Work to be completed: Set down the records that follow exactly, every line of them.

+-------+

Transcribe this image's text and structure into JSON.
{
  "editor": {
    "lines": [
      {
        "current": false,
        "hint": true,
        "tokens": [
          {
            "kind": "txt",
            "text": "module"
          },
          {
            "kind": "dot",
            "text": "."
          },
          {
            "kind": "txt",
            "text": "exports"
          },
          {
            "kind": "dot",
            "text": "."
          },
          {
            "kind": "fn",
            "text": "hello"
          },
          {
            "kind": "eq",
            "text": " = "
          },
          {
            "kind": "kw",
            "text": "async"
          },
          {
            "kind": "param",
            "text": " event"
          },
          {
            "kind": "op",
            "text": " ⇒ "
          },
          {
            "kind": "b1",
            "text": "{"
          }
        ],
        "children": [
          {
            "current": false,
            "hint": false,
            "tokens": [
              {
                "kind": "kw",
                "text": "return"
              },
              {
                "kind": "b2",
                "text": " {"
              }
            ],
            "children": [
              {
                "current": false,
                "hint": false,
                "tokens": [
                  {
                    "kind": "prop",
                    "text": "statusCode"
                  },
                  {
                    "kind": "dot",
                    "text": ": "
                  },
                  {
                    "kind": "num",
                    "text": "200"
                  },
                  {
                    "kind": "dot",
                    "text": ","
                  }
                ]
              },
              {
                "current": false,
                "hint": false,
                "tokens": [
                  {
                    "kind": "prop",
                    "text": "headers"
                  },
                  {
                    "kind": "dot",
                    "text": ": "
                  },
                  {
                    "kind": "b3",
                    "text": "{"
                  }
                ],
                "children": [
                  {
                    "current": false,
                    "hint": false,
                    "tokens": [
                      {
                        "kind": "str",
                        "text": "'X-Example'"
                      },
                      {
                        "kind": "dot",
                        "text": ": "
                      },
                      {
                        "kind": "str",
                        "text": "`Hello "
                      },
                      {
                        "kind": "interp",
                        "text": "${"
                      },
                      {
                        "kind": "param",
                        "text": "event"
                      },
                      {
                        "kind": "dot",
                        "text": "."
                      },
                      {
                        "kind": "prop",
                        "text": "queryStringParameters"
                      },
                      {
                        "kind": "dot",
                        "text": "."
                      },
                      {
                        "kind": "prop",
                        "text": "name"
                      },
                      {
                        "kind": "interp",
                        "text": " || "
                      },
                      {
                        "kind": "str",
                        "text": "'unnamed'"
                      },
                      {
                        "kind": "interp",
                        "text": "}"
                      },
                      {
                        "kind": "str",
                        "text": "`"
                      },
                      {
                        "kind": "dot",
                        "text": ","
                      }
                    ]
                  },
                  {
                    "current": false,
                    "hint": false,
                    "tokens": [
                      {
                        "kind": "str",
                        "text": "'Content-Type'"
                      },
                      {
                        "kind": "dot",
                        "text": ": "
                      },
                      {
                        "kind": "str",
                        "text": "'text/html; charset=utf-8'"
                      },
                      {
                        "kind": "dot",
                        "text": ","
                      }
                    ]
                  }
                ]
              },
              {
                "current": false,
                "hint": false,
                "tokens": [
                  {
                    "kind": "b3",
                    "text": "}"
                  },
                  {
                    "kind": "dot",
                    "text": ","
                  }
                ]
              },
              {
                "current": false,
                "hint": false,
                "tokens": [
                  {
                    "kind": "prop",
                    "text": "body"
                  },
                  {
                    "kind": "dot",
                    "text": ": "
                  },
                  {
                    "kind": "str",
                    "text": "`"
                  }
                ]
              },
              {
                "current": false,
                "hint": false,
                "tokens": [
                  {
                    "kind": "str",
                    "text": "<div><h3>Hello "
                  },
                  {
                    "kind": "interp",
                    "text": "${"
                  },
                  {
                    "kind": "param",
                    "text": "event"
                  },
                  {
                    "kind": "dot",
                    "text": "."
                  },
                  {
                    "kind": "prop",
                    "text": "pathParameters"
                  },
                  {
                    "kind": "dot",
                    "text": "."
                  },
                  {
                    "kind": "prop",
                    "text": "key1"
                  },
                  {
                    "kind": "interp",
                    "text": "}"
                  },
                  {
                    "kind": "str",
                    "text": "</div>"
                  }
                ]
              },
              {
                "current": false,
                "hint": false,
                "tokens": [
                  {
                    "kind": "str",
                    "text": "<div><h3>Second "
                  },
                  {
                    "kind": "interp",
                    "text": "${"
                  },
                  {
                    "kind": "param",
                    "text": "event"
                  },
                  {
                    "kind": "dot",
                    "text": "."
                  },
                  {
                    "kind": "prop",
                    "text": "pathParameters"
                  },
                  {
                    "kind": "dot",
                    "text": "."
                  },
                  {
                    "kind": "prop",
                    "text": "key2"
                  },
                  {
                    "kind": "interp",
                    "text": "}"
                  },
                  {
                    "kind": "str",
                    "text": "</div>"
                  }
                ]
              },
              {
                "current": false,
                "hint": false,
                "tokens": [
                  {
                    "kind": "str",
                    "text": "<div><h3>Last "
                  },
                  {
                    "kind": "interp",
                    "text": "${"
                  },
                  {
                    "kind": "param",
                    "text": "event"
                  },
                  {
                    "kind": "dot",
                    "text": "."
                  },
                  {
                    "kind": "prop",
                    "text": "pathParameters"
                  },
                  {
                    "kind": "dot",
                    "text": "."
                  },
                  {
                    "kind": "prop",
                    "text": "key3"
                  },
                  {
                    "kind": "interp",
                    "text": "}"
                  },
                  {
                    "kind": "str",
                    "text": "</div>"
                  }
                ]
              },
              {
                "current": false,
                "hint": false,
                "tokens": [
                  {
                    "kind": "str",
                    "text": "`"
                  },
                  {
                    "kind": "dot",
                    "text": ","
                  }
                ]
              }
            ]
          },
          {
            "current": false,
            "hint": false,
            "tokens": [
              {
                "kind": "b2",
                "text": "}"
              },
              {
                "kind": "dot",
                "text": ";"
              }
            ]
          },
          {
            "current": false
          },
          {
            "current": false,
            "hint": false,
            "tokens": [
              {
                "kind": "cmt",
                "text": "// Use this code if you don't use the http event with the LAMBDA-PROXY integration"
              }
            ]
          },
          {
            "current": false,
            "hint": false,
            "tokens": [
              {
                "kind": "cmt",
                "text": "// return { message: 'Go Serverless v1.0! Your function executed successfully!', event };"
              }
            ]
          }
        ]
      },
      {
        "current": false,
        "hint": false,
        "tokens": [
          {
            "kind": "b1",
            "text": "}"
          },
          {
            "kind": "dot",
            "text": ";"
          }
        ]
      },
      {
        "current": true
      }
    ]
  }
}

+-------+

Expected output:
Transcribe this image's text and structure into JSON.
{
  "editor": {
    "lines": [
      {
        "current": false,
        "hint": true,
        "tokens": [
          {
            "kind": "txt",
            "text": "module"
          },
          {
            "kind": "dot",
            "text": "."
          },
          {
            "kind": "txt",
            "text": "exports"
          },
          {
            "kind": "dot",
            "text": "."
          },
          {
            "kind": "fn",
            "text": "hello"
          },
          {
            "kind": "eq",
            "text": " = "
          },
          {
            "kind": "kw",
            "text": "async"
          },
          {
            "kind": "param",
            "text": " event"
          },
          {
            "kind": "op",
            "text": " ⇒ "
          },
          {
            "kind": "b1",
            "text": "{"
          }
        ],
        "children": [
          {
            "current": false,
            "hint": false,
            "tokens": [
              {
                "kind": "kw",
                "text": "return"
              },
              {
                "kind": "b2",
                "text": " {"
              }
            ],
            "children": [
              {
                "current": false,
                "hint": false,
                "tokens": [
                  {
                    "kind": "prop",
                    "text": "statusCode"
                  },
                  {
                    "kind": "dot",
                    "text": ": "
                  },
                  {
                    "kind": "num",
                    "text": "200"
                  },
                  {
                    "kind": "dot",
                    "text": ","
                  }
                ]
              },
              {
                "current": false,
                "hint": false,
                "tokens": [
                  {
                    "kind": "prop",
                    "text": "headers"
                  },
                  {
                    "kind": "dot",
                    "text": ": "
                  },
                  {
                    "kind": "b3",
                    "text": "{"
                  }
                ],
                "children": [
                  {
                    "current": false,
                    "hint": false,
                    "tokens": [
                      {
                        "kind": "str",
                        "text": "'X-Example'"
                      },
                      {
                        "kind": "dot",
                        "text": ": "
                      },
                      {
                        "kind": "str",
                        "text": "`Hello "
                      },
                      {
                        "kind": "interp",
                        "text": "${"
                      },
                      {
                        "kind": "param",
                        "text": "event"
                      },
                      {
                        "kind": "dot",
                        "text": "."
                      },
                      {
                        "kind": "prop",
                        "text": "queryStringParameters"
                      },
                      {
                        "kind": "dot",
                        "text": "."
                      },
                      {
                        "kind": "prop",
                        "text": "name"
                      },
                      {
                        "kind": "interp",
                        "text": " || "
                      },
                      {
                        "kind": "str",
                        "text": "'unnamed'"
                      },
                      {
                        "kind": "interp",
                        "text": "}"
                      },
                      {
                        "kind": "str",
                        "text": "`"
                      },
                      {
                        "kind": "dot",
                        "text": ","
                      }
                    ]
                  },
                  {
                    "current": false,
                    "hint": false,
                    "tokens": [
                      {
                        "kind": "str",
                        "text": "'Content-Type'"
                      },
                      {
                        "kind": "dot",
                        "text": ": "
                      },
                      {
                        "kind": "str",
                        "text": "'text/html; charset=utf-8'"
                      },
                      {
                        "kind": "dot",
                        "text": ","
                      }
                    ]
                  }
                ]
              },
              {
                "current": false,
                "hint": false,
                "tokens": [
                  {
                    "kind": "b3",
                    "text": "}"
                  },
                  {
                    "kind": "dot",
                    "text": ","
                  }
                ]
              },
              {
                "current": false,
                "hint": false,
                "tokens": [
                  {
                    "kind": "prop",
                    "text": "body"
                  },
                  {
                    "kind": "dot",
                    "text": ": "
                  },
                  {
                    "kind": "str",
                    "text": "`"
                  }
                ]
              },
              {
                "current": false,
                "hint": false,
                "tokens": [
                  {
                    "kind": "str",
                    "text": "<div><h3>Hello "
                  },
                  {
                    "kind": "interp",
                    "text": "${"
                  },
                  {
                    "kind": "param",
                    "text": "event"
                  },
                  {
                    "kind": "dot",
                    "text": "."
                  },
                  {
                    "kind": "prop",
                    "text": "pathParameters"
                  },
                  {
                    "kind": "dot",
                    "text": "."
                  },
                  {
                    "kind": "prop",
                    "text": "key1"
                  },
                  {
                    "kind": "interp",
                    "text": "}"
                  },
                  {
                    "kind": "str",
                    "text": "</div>"
                  }
                ]
              },
              {
                "current": false,
                "hint": false,
                "tokens": [
                  {
                    "kind": "str",
                    "text": "<div><h3>Second "
                  },
                  {
                    "kind": "interp",
                    "text": "${"
                  },
                  {
                    "kind": "param",
                    "text": "event"
                  },
                  {
                    "kind": "dot",
                    "text": "."
                  },
                  {
                    "kind": "prop",
                    "text": "pathParameters"
                  },
                  {
                    "kind": "dot",
                    "text": "."
                  },
                  {
                    "kind": "prop",
                    "text": "key2"
                  },
                  {
                    "kind": "interp",
                    "text": "}"
                  },
                  {
                    "kind": "str",
                    "text": "</div>"
                  }
                ]
              },
              {
                "current": false,
                "hint": false,
                "tokens": [
                  {
                    "kind": "str",
                    "text": "<div><h3>Last "
                  },
                  {
                    "kind": "interp",
                    "text": "${"
                  },
                  {
                    "kind": "param",
                    "text": "event"
                  },
                  {
                    "kind": "dot",
                    "text": "."
                  },
                  {
                    "kind": "prop",
                    "text": "pathParameters"
                  },
                  {
                    "kind": "dot",
                    "text": "."
                  },
                  {
                    "kind": "prop",
                    "text": "key3"
                  },
                  {
                    "kind": "interp",
                    "text": "}"
                  },
                  {
                    "kind": "str",
                    "text": "</div>"
                  }
                ]
              },
              {
                "current": false,
                "hint": false,
                "tokens": [
                  {
                    "kind": "str",
                    "text": "`"
                  },
                  {
                    "kind": "dot",
                    "text": ","
                  }
                ]
              }
            ]
          },
          {
            "current": false,
            "hint": false,
            "tokens": [
              {
                "kind": "b2",
                "text": "}"
              },
              {
                "kind": "dot",
                "text": ";"
              }
            ]
          },
          {
            "current": false
          },
          {
            "current": false,
            "hint": false,
            "tokens": [
              {
                "kind": "cmt",
                "text": "// Use this code if you don't use the http event with the LAMBDA-PROXY integration"
              }
            ]
          },
          {
            "current": false,
            "hint": false,
            "tokens": [
              {
                "kind": "cmt",
                "text": "// return { message: 'Go Serverless v1.0! Your function executed successfully!', event };"
              }
            ]
          }
        ]
      },
      {
        "current": false,
        "hint": false,
        "tokens": [
          {
            "kind": "b1",
            "text": "}"
          },
          {
            "kind": "dot",
            "text": ";"
          }
        ]
      },
      {
        "current": true
      }
    ]
  }
}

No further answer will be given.